### Exercise input
· · · · ·

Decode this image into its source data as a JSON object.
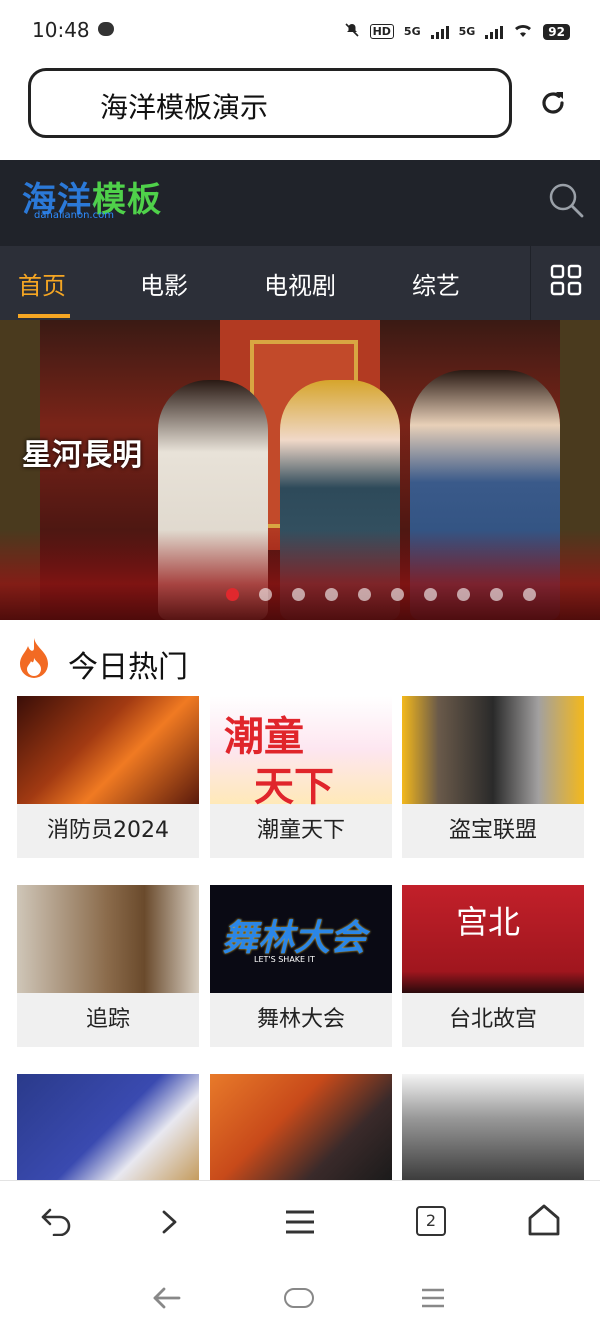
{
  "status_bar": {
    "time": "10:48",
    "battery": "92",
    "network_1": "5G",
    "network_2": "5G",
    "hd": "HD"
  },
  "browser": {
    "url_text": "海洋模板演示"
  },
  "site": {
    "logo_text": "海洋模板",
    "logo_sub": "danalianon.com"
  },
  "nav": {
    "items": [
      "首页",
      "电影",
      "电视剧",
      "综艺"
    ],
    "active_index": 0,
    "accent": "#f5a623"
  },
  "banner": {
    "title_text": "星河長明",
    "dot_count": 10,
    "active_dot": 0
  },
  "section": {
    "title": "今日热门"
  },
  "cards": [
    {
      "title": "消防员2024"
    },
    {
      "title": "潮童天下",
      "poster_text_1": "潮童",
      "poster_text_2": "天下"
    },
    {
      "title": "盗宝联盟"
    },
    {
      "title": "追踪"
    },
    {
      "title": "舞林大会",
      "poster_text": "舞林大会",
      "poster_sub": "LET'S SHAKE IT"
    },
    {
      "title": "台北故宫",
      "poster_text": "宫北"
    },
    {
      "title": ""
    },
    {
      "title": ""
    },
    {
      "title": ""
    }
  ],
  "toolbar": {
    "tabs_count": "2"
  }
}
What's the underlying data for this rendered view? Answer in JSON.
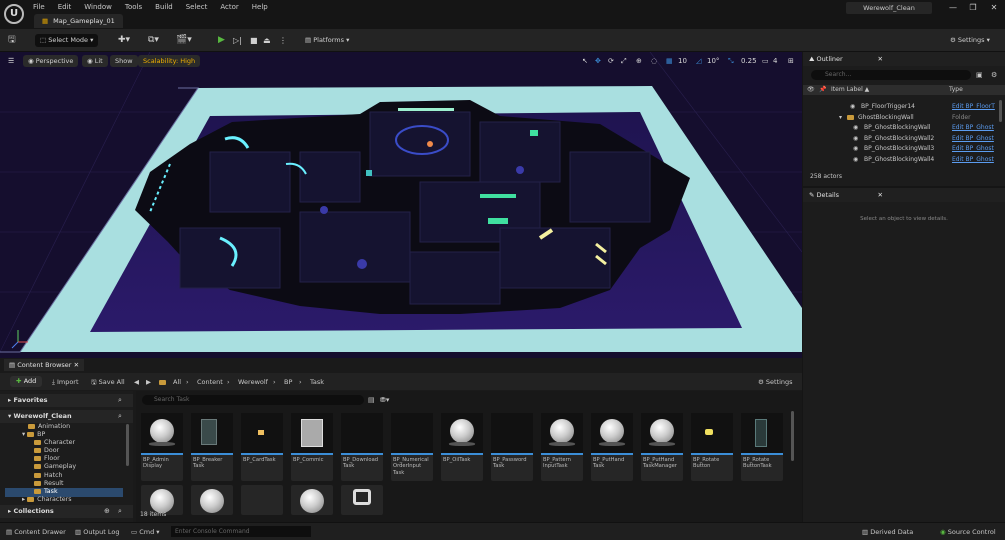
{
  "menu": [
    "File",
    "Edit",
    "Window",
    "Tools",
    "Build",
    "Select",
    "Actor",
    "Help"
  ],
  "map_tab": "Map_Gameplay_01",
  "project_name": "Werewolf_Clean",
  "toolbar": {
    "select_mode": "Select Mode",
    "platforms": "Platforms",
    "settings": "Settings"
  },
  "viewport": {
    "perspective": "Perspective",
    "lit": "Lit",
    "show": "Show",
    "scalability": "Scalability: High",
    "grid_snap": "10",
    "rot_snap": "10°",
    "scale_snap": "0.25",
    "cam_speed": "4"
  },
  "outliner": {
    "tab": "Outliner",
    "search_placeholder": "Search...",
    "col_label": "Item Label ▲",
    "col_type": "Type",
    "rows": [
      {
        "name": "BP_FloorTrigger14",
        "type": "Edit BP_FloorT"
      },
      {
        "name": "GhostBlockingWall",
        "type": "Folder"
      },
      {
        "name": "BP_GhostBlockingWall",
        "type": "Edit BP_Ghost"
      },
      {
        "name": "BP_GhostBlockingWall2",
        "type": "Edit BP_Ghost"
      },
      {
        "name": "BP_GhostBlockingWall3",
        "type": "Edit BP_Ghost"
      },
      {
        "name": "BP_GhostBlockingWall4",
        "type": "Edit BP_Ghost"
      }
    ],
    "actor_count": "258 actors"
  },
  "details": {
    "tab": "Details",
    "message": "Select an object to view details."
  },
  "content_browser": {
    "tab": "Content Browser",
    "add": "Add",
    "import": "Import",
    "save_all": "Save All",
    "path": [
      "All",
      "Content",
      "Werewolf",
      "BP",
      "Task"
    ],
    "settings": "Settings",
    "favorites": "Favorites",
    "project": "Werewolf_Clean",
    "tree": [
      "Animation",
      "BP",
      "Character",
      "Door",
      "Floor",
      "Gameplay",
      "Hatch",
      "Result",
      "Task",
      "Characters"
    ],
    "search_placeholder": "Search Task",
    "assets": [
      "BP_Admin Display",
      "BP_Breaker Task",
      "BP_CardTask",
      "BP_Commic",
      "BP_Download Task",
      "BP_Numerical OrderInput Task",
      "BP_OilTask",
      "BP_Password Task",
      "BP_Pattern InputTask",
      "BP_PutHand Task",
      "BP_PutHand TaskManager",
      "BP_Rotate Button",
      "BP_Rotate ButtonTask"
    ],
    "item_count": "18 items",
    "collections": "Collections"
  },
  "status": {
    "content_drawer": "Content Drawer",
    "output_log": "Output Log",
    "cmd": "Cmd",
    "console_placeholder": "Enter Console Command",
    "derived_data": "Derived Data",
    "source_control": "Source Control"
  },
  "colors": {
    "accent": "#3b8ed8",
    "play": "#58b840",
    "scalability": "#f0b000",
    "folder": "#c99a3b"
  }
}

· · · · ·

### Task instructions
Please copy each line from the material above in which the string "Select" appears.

### Result for this task
    "Select",
    "select_mode": "Select Mode",
    "message": "Select an object to view details."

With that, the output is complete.